── Source information

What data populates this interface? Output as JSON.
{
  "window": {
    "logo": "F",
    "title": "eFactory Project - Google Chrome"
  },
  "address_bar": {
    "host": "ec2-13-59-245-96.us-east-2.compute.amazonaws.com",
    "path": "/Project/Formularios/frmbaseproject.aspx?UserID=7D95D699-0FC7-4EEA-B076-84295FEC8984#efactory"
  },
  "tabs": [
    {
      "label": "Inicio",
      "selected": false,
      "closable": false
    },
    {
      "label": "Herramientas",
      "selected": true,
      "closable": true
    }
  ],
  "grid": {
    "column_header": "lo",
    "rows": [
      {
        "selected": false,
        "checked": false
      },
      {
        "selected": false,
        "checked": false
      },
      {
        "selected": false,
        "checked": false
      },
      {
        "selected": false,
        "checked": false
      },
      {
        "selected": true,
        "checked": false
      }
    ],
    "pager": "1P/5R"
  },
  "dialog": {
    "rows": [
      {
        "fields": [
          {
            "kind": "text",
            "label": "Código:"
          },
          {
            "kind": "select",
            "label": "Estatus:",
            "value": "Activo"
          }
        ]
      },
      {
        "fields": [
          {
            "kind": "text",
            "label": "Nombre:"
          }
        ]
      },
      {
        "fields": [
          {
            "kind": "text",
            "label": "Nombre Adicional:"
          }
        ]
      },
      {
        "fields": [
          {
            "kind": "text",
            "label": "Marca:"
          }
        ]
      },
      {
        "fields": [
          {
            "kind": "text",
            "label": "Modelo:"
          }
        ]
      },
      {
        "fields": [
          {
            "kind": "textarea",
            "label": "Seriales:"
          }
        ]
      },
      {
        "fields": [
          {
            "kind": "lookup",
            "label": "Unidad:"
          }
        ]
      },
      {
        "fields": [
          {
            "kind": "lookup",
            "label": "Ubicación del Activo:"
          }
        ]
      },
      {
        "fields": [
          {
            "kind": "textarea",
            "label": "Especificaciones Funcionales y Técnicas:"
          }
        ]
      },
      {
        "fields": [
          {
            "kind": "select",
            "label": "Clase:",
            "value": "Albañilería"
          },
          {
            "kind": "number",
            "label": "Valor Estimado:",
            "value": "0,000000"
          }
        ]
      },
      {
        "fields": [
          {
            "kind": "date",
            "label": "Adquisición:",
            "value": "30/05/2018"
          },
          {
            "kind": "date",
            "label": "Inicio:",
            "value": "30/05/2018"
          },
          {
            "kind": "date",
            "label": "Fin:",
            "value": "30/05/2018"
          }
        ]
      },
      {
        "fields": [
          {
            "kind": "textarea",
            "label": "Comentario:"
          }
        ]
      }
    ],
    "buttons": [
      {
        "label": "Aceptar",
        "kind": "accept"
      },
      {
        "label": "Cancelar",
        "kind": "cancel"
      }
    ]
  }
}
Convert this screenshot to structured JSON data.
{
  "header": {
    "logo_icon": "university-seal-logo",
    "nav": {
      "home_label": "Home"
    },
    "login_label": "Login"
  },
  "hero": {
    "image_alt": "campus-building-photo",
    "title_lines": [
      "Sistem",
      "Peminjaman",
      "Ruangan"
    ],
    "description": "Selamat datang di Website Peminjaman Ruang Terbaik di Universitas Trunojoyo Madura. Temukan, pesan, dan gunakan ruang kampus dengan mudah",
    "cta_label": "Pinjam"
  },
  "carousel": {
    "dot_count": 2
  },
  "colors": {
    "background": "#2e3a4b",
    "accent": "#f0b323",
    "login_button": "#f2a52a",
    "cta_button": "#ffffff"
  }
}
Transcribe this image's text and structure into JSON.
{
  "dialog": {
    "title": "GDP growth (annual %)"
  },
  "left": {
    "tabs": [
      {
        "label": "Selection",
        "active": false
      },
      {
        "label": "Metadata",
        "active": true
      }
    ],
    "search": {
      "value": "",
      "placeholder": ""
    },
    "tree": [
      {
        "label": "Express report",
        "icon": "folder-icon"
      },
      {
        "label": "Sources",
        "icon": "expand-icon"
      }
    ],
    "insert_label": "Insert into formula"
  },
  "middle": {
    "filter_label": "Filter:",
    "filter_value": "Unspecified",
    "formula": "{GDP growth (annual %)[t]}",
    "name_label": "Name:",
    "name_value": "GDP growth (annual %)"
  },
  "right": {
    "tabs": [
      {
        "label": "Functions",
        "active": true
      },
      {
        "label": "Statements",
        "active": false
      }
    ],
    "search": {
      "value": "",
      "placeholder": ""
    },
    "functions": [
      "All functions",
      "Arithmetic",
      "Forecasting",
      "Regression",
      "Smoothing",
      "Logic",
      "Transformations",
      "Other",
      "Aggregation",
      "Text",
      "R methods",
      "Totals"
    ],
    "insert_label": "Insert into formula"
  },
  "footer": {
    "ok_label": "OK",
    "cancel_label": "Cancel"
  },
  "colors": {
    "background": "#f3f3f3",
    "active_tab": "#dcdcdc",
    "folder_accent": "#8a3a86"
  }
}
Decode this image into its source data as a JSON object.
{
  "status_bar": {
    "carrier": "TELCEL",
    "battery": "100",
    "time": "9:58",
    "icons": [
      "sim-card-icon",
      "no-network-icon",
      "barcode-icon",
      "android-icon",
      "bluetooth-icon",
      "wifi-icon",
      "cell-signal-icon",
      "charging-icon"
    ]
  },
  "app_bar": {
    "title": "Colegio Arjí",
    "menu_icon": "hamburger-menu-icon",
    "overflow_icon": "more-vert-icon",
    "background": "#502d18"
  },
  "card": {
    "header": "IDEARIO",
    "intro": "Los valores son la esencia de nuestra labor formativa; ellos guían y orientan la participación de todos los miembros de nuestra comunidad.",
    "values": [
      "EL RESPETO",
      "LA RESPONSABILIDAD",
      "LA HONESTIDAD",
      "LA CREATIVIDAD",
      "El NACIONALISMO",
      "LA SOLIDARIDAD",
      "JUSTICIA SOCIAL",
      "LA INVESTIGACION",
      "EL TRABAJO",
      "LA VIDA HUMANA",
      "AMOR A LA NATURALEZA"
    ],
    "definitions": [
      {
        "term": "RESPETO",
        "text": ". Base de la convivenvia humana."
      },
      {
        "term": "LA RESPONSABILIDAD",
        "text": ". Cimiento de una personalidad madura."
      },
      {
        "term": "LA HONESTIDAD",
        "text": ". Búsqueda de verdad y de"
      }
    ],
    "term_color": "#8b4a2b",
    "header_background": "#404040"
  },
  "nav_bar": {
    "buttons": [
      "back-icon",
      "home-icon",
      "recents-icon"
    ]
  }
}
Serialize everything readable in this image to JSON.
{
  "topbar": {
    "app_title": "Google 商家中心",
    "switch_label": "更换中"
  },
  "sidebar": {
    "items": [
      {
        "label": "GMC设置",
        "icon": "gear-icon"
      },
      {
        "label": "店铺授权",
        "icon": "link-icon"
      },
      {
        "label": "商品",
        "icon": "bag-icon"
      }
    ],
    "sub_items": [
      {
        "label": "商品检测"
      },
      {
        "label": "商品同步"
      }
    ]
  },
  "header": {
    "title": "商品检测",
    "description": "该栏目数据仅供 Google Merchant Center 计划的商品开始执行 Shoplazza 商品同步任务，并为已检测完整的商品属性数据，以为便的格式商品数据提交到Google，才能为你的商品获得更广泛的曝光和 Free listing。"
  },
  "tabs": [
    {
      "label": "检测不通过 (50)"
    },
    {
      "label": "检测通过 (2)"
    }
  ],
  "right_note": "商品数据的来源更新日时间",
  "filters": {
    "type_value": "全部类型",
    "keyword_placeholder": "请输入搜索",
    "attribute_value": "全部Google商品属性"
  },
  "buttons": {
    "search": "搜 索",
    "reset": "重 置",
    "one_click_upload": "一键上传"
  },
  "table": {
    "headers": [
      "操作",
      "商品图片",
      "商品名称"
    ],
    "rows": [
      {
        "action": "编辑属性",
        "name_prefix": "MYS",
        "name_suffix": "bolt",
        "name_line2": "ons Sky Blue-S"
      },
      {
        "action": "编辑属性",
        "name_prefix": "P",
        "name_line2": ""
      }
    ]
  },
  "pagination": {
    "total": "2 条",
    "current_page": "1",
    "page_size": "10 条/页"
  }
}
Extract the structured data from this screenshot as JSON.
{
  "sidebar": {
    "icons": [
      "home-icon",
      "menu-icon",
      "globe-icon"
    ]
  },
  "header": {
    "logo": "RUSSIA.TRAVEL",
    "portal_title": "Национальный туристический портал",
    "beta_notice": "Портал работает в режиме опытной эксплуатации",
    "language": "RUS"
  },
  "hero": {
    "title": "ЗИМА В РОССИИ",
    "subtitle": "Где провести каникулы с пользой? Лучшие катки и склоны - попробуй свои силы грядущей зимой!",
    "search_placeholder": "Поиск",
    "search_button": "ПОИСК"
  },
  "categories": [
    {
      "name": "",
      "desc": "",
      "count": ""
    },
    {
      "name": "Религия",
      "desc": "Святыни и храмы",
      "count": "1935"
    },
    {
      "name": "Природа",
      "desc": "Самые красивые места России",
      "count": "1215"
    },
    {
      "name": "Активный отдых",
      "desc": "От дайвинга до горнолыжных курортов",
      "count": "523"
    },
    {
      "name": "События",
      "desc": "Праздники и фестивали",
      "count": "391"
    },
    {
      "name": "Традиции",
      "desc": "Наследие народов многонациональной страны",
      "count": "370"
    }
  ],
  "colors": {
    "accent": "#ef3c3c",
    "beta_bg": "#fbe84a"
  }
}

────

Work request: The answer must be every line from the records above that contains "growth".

Answer for the task:
    "title": "GDP growth (annual %)"
    "formula": "{GDP growth (annual %)[t]}",
    "name_value": "GDP growth (annual %)"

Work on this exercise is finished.